About this task: Among the lines below, how many have the string "Newfoundland" in them? Only the number is wanted.

Supplied records:
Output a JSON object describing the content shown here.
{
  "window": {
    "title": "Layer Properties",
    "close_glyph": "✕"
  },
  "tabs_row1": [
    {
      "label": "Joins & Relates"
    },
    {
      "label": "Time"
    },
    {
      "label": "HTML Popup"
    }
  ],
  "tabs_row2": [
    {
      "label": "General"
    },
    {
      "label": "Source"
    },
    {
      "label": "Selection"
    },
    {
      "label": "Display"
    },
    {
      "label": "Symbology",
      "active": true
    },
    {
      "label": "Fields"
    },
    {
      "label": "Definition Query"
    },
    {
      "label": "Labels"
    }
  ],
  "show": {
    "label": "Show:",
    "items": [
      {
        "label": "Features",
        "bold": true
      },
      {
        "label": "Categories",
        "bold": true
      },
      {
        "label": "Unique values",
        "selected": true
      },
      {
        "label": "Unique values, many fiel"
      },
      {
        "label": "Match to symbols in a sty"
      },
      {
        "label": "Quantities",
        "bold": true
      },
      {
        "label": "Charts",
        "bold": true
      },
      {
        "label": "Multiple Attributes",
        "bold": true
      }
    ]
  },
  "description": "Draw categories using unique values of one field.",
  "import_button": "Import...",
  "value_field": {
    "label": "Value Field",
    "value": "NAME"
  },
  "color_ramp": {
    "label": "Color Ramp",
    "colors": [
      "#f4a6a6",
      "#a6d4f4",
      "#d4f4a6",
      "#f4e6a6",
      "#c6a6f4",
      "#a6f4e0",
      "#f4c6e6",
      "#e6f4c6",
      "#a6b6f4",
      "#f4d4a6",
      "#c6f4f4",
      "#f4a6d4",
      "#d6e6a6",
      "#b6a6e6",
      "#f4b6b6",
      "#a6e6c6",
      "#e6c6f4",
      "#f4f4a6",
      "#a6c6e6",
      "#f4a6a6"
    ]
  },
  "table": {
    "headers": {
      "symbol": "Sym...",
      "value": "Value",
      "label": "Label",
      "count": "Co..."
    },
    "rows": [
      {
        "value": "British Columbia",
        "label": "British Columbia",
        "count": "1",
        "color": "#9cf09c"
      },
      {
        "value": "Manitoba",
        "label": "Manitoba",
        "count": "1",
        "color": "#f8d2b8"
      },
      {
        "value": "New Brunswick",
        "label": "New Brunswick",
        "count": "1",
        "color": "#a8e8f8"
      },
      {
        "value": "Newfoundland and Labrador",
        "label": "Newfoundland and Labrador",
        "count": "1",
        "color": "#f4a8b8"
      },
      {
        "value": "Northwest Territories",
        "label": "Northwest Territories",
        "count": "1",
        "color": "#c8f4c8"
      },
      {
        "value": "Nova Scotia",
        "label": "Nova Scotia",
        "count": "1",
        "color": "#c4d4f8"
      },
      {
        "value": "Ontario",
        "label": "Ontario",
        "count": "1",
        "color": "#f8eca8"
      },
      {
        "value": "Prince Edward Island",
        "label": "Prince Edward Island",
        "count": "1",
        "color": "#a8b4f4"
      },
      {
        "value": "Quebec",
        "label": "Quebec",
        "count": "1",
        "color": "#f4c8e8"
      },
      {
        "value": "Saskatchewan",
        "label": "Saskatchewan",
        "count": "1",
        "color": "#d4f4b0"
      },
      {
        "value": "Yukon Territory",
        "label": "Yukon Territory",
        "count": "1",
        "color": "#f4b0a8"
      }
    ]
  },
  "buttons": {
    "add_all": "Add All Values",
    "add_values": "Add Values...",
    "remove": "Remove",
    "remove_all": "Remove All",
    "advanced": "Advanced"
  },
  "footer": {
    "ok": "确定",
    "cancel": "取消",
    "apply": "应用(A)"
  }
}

Response area: 2